#### The problem:
Recreate the entire listing that appears below, exactly.

#### Data for this task:
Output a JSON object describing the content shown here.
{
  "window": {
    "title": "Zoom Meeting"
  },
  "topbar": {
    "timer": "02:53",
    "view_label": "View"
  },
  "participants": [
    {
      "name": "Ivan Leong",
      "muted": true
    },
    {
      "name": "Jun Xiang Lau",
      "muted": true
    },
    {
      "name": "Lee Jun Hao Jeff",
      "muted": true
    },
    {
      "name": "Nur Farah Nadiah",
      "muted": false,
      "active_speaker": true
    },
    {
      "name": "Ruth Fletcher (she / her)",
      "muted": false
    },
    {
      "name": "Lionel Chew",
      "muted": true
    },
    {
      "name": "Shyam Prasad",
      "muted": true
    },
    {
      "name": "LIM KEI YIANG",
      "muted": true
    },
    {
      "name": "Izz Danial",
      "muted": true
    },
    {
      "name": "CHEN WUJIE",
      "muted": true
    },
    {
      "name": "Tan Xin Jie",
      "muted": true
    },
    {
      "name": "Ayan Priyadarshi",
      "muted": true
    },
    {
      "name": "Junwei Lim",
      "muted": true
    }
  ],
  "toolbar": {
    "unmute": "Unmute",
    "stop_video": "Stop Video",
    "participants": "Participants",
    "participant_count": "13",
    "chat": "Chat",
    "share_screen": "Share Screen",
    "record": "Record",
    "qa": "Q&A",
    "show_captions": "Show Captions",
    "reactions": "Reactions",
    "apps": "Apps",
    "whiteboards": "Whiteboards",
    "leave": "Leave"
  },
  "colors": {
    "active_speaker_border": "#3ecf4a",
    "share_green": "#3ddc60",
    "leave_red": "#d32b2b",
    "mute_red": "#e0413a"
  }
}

#### Response to the task:
Output a JSON object describing the content shown here.
{
  "window": {
    "title": "Zoom Meeting"
  },
  "topbar": {
    "timer": "02:53",
    "view_label": "View"
  },
  "participants": [
    {
      "name": "Ivan Leong",
      "muted": true
    },
    {
      "name": "Jun Xiang Lau",
      "muted": true
    },
    {
      "name": "Lee Jun Hao Jeff",
      "muted": true
    },
    {
      "name": "Nur Farah Nadiah",
      "muted": false,
      "active_speaker": true
    },
    {
      "name": "Ruth Fletcher (she / her)",
      "muted": false
    },
    {
      "name": "Lionel Chew",
      "muted": true
    },
    {
      "name": "Shyam Prasad",
      "muted": true
    },
    {
      "name": "LIM KEI YIANG",
      "muted": true
    },
    {
      "name": "Izz Danial",
      "muted": true
    },
    {
      "name": "CHEN WUJIE",
      "muted": true
    },
    {
      "name": "Tan Xin Jie",
      "muted": true
    },
    {
      "name": "Ayan Priyadarshi",
      "muted": true
    },
    {
      "name": "Junwei Lim",
      "muted": true
    }
  ],
  "toolbar": {
    "unmute": "Unmute",
    "stop_video": "Stop Video",
    "participants": "Participants",
    "participant_count": "13",
    "chat": "Chat",
    "share_screen": "Share Screen",
    "record": "Record",
    "qa": "Q&A",
    "show_captions": "Show Captions",
    "reactions": "Reactions",
    "apps": "Apps",
    "whiteboards": "Whiteboards",
    "leave": "Leave"
  },
  "colors": {
    "active_speaker_border": "#3ecf4a",
    "share_green": "#3ddc60",
    "leave_red": "#d32b2b",
    "mute_red": "#e0413a"
  }
}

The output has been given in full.